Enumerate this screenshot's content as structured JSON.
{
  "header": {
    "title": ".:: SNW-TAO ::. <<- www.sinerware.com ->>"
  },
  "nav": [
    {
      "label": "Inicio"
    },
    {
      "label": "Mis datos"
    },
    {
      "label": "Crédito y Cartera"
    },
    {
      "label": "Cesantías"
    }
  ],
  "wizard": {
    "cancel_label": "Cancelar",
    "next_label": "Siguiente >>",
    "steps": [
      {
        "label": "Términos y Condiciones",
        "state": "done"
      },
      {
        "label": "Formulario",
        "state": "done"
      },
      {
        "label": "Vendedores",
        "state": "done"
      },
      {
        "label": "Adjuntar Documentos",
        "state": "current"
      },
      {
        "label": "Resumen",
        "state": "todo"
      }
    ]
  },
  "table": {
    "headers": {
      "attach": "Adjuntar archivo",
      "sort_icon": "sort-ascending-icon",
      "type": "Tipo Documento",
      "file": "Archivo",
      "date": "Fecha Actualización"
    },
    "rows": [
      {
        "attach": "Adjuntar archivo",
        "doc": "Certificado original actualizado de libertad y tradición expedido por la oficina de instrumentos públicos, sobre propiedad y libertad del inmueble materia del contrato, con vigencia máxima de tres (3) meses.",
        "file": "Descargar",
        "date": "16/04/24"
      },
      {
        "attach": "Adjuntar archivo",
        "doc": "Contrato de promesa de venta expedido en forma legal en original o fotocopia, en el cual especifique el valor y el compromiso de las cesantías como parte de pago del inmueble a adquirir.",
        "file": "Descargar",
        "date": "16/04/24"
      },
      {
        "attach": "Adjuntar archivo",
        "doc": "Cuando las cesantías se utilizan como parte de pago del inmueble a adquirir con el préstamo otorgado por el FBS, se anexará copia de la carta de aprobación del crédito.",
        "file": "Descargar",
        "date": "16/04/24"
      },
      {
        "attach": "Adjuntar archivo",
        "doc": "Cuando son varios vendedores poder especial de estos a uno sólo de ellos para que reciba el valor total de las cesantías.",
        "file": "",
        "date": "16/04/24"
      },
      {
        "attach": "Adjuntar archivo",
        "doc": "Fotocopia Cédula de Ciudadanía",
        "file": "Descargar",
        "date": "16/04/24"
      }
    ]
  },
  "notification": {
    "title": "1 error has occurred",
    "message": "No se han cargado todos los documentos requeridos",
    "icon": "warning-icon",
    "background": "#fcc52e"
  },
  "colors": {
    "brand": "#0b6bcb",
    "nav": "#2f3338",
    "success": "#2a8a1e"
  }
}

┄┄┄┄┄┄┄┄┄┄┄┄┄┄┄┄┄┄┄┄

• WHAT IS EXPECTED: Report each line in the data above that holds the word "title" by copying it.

• WRITTEN ANSWER:
    "title": ".:: SNW-TAO ::. <<- www.sinerware.com ->>"
    "title": "1 error has occurred",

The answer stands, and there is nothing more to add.